Last month the U.S. Department of Justice charged Gary Patton Hall with 6 counts of bank fraud and one count of defrauding the United States. Until its failure in late 2010, Hall was the CEO of Georgia based Tifton Banking Co. State officials shut down the bank in November of that year after it became insolvent.
Just before it closed its doors, the bank reportedly had $143 million in assets making it a relatively small bank. Because the bank had received federal bailout moneys from the TARP program (Troubled Assets Relief Program), any fraud against the bank is also a fraud against the government. At the time it was shut down, the bank owed the government $3.8 million.
According to the indictment, Gary Hall used the bank like his own personal piggy bank. Unfortunately, we have seen this behavior before with small banks. Prosecutors say that Hall deceived both the bank’s own lending committee and the FDIC.
As part of his scheme, Hall hid past due loans and failed to disclose his personal interest in several transactions. Hall even approved a large loan so that the buyer of his condominium could close the transaction and give Hall an additional $50,000 kickback.
The charges against Hall are mere allegations at this point. All defendants are presumed innocent until proven guilty.
Although this case was brought as a criminal indictment, the same case could have been prosecuted as a whistleblower case under both the federal False Claims Act and FIRREA. Both laws allow a whistleblower to collect a substantial cash award.
The False Claims Act pays a whistleblower up to 30% of whatever the government collects from wrongdoers. Because the law has a triple damages provision, damage awards can mount quickly. The False Claims Act covers many frauds by small banks and bankers because the banks accepted TARP money or were bailed out by the FDIC.
FIRREA – short for the Financial Institutions Reform Recovery and Enforcement Act also pays a whistleblower award, up to $1.6 million. To qualify, one must show harm to a federally insured bank such as Tifton. We like the FIRREA law because it contains a 10-year statute of limitations meaning it is not too late to prosecute cases from the financial meltdown in 2008.
Interested in becoming a whistleblower? Give us a call. We have handled several, billion dollar cases against banks, mortgage companies and other financial services firms. Not every case is that large but they are all equally important.
To learn how you can help stop bank fraud and earn a reward, give us a call.
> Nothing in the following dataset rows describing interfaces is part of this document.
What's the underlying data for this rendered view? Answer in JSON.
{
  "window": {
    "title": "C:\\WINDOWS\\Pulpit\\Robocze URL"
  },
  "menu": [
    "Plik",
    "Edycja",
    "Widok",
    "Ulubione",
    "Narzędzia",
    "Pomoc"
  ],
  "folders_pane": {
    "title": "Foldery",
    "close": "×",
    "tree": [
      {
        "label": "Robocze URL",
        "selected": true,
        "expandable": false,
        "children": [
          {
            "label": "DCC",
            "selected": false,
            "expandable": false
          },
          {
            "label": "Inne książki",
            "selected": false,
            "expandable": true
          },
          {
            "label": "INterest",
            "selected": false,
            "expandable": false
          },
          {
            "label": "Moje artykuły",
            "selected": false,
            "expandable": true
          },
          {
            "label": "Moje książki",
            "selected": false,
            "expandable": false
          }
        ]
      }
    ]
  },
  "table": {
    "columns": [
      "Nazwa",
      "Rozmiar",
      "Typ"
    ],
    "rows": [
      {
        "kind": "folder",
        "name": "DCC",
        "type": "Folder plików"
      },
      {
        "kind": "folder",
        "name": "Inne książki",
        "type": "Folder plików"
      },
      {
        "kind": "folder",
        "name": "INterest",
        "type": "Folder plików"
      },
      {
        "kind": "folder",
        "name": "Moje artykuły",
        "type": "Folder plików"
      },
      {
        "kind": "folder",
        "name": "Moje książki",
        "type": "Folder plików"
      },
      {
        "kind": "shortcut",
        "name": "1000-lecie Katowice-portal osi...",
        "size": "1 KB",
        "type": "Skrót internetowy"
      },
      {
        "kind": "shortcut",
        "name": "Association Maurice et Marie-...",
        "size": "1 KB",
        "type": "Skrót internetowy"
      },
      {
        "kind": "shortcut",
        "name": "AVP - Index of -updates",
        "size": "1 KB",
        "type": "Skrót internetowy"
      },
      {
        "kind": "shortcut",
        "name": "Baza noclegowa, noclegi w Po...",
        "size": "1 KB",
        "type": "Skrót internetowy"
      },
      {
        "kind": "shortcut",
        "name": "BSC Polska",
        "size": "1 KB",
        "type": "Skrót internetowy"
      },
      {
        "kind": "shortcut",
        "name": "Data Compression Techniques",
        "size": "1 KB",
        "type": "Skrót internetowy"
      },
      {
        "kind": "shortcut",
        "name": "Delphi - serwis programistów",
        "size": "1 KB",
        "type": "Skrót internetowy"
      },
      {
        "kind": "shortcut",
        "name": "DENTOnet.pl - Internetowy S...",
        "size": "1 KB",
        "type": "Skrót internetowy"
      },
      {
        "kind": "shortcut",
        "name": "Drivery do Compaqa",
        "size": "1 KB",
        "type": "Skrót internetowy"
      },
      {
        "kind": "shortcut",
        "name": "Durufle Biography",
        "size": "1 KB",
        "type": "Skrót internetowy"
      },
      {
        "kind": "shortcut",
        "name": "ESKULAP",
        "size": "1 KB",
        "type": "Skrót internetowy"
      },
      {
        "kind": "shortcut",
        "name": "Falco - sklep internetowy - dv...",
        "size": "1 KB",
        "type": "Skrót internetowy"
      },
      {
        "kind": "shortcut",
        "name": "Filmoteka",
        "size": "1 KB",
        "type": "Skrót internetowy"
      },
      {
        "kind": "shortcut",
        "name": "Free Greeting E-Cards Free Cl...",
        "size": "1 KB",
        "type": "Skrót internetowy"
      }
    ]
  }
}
For more information, contact attorney Brian Mahany at or by telephone at (direct). All inquiries are kept in strict confidence.
Mahany & Ertl – America’s Whistleblower Lawyers